Atlanta’s oldest cultural attraction began the day a circus came to town – and never left. In March 1889, a traveling show bound for Marietta, Georgia, stalled just south of its destination when cash flow problems forced its owner into bankruptcy. Left to languish in their cages by defecting circus employees, the animals began to draw crowds of curious onlookers. Two weeks later, businessman George Valentine Gress purchased the collection at public auction and donated the animals en masse to the city of Atlanta. City leaders relocated them to picturesque Grant Park, a favorite local picnic and promenade destination. Featuring a jaguar, a hyena, a black bear, a raccoon, an elk, a gazelle, a Mexican hog, lionesses, pumas, camels and snakes, Atlanta’s first zoological venue opened to the public that April.

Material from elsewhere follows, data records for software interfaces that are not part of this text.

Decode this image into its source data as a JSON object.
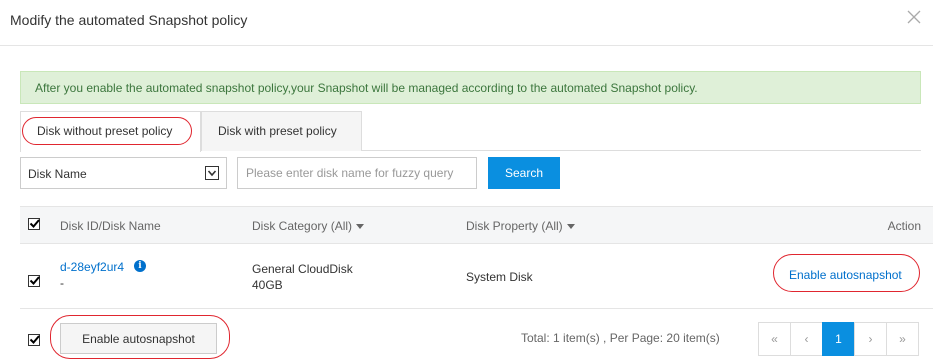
{
  "dialog": {
    "title": "Modify the automated Snapshot policy",
    "notice": "After you enable the automated snapshot policy,your Snapshot will be managed according to the automated Snapshot policy."
  },
  "tabs": [
    {
      "label": "Disk without preset policy",
      "active": true
    },
    {
      "label": "Disk with preset policy",
      "active": false
    }
  ],
  "filter": {
    "field": "Disk Name",
    "placeholder": "Please enter disk name for fuzzy query",
    "search_label": "Search"
  },
  "table": {
    "headers": {
      "id": "Disk ID/Disk Name",
      "category": "Disk Category (All)",
      "property": "Disk Property (All)",
      "action": "Action"
    },
    "rows": [
      {
        "disk_id": "d-28eyf2ur4",
        "disk_name": "-",
        "category": "General CloudDisk",
        "size": "40GB",
        "property": "System Disk",
        "action": "Enable autosnapshot",
        "checked": true
      }
    ]
  },
  "footer": {
    "bulk_button": "Enable autosnapshot",
    "total": "Total: 1 item(s) ,  Per Page: 20 item(s)",
    "pager": {
      "first": "«",
      "prev": "‹",
      "current": "1",
      "next": "›",
      "last": "»"
    }
  },
  "colors": {
    "accent": "#0a8fe0",
    "link": "#0070cc",
    "highlight_oval": "#e0262f",
    "notice_bg": "#dff0d8",
    "notice_text": "#3c763d"
  },
  "icons": {
    "close": "close-icon",
    "info": "info-icon",
    "dropdown": "chevron-down-icon",
    "sort": "caret-down-icon",
    "checkbox": "checkmark-icon"
  }
}
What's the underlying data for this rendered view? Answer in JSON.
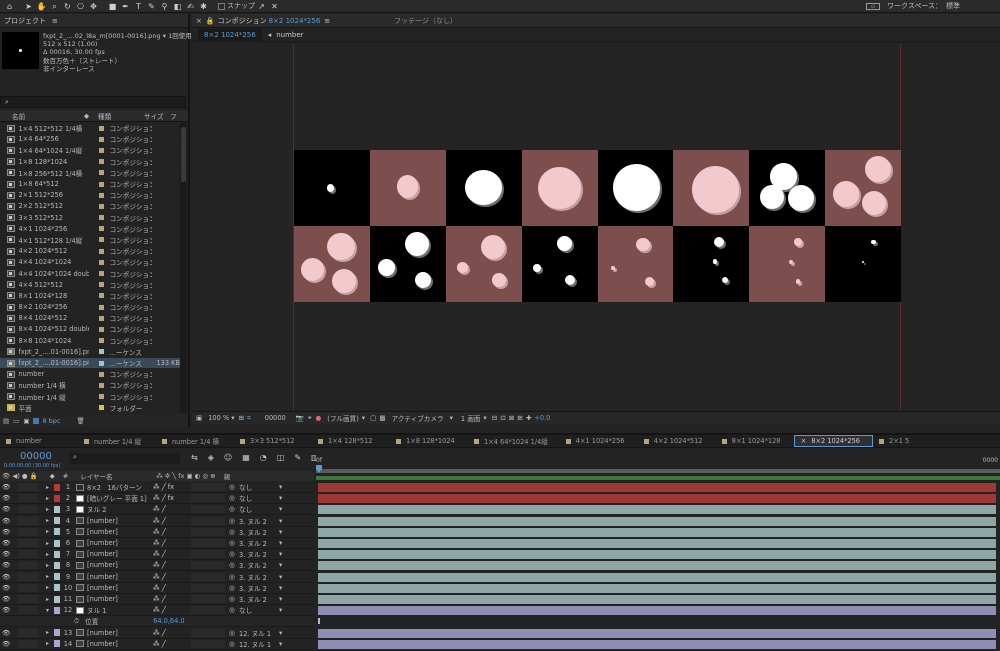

Over a century removed from its circus origins, Zoo Atlanta has evolved from a quaint picnic stop where people gawked at wild animals to a modern-day destination seeking to teach the public about its animal ambassadors and work for the preservation of their wild counterparts.
Member of American Bus Association, National Tour Association, Georgia Motorcoach Operators Association, Atlanta Convention and Visitors Bureau, Atlanta Metro Travel Association and Travel South, Named "Industrial Partner of the Year" 2008 by the Gwinnett County Convention and Visitor's Bureau